PROBLEM TO WORK ON:
Gather the lines below that include the string "availability", copying each in full.

[Page and application data records]
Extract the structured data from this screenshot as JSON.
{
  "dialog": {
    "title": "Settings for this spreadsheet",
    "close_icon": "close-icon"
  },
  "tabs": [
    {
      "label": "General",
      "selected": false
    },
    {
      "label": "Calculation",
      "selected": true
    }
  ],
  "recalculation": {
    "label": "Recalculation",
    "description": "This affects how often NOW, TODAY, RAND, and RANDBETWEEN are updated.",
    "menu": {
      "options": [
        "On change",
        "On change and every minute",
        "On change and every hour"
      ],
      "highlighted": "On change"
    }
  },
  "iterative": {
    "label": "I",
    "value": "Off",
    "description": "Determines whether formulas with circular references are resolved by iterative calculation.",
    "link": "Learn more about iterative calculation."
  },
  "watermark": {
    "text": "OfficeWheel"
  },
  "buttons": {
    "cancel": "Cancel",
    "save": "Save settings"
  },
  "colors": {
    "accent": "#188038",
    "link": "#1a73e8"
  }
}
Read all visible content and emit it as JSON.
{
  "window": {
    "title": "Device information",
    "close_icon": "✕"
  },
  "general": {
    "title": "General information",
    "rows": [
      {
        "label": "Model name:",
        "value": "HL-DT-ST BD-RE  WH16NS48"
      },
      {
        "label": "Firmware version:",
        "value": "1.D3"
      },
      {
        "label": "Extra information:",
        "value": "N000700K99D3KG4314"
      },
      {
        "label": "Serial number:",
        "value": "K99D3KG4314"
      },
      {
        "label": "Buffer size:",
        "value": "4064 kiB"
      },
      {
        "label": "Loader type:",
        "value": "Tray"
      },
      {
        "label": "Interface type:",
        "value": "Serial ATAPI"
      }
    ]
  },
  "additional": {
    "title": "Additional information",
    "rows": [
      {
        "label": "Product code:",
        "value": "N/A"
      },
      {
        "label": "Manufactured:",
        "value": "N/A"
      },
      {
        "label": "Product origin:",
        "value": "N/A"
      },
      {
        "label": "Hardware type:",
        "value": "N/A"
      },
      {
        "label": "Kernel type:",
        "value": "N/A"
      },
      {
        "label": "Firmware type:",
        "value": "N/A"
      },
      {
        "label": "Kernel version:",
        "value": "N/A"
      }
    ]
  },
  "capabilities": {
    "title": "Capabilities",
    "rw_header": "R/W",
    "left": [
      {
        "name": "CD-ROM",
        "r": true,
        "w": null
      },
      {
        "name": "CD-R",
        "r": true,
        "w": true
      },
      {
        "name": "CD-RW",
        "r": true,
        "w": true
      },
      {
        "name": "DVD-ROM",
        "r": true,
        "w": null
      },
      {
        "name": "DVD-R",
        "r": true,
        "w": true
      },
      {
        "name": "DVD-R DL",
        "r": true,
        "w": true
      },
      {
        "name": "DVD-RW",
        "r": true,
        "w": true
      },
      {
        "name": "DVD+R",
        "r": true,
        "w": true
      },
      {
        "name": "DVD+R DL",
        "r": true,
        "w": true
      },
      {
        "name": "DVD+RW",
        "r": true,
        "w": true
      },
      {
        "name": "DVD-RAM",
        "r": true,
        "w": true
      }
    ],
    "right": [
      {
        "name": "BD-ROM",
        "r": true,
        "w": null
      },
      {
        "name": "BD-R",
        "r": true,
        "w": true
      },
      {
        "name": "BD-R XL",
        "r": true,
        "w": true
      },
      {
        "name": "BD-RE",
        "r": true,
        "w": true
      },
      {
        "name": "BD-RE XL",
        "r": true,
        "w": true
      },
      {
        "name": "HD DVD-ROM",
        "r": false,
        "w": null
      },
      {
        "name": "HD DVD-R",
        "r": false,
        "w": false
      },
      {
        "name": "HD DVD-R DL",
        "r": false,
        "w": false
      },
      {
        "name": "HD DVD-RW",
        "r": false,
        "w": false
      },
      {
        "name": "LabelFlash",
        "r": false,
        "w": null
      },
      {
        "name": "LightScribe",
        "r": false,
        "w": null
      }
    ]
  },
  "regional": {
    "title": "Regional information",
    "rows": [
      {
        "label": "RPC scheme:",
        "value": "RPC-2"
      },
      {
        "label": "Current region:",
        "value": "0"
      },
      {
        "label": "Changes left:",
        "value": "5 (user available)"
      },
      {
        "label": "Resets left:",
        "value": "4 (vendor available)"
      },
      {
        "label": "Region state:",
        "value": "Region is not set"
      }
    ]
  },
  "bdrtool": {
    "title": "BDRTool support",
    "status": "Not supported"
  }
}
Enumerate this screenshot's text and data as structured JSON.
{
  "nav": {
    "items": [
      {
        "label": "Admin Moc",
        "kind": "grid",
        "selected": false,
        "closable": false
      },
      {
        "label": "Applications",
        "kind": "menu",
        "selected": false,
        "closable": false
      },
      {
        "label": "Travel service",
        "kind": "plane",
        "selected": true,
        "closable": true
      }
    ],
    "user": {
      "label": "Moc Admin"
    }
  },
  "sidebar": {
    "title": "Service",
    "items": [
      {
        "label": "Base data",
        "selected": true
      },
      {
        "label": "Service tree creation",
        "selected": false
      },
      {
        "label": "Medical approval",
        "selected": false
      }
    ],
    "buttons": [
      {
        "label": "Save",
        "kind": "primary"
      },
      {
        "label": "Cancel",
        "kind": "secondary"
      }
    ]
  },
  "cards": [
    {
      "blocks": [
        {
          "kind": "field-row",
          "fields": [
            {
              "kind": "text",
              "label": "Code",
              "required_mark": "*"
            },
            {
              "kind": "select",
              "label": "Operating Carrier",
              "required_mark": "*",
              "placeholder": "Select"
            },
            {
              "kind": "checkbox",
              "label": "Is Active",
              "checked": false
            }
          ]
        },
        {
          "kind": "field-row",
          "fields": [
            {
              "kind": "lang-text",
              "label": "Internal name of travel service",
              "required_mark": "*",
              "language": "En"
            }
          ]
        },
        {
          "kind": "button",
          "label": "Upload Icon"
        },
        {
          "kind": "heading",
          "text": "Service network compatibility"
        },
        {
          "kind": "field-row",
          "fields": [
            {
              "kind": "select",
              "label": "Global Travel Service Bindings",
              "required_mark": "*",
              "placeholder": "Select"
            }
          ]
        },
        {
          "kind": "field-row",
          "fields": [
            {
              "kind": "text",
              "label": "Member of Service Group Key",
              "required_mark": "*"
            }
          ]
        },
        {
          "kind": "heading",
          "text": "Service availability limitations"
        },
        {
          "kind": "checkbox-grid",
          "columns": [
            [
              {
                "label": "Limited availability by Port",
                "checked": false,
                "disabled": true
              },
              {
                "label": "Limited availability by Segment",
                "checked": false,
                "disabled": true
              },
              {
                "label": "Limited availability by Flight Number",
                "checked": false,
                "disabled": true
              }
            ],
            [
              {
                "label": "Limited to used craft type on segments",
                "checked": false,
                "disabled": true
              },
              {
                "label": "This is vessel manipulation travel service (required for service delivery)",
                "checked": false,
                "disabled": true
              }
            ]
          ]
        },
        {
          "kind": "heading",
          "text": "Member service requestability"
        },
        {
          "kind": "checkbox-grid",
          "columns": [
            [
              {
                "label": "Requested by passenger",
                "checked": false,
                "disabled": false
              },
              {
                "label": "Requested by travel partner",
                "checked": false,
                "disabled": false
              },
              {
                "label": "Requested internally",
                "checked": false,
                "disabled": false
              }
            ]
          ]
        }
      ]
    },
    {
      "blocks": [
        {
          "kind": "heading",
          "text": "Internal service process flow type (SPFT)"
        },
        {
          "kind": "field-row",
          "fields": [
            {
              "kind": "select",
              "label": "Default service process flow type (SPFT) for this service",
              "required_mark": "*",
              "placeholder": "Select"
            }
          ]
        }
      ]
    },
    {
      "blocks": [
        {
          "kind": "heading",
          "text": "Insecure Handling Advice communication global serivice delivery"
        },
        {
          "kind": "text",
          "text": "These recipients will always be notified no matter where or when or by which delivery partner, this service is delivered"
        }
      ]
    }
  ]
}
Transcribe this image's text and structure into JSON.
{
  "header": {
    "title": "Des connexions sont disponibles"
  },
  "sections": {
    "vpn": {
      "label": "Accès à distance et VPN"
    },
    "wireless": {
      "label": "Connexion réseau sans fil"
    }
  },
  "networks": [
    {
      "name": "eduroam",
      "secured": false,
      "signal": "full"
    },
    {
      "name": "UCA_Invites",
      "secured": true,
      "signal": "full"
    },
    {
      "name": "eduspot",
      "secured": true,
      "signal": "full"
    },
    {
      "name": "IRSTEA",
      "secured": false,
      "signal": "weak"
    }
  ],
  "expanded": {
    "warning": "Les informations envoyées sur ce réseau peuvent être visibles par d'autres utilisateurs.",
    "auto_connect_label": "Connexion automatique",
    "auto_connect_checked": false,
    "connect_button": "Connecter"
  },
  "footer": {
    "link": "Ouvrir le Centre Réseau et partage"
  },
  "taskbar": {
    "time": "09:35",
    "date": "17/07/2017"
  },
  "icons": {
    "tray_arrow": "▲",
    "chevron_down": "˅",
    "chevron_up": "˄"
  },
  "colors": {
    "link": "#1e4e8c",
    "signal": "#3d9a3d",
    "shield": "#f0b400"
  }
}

TASK RESPONSE:
          "text": "Service availability limitations"
                "label": "Limited availability by Port",
                "label": "Limited availability by Segment",
                "label": "Limited availability by Flight Number",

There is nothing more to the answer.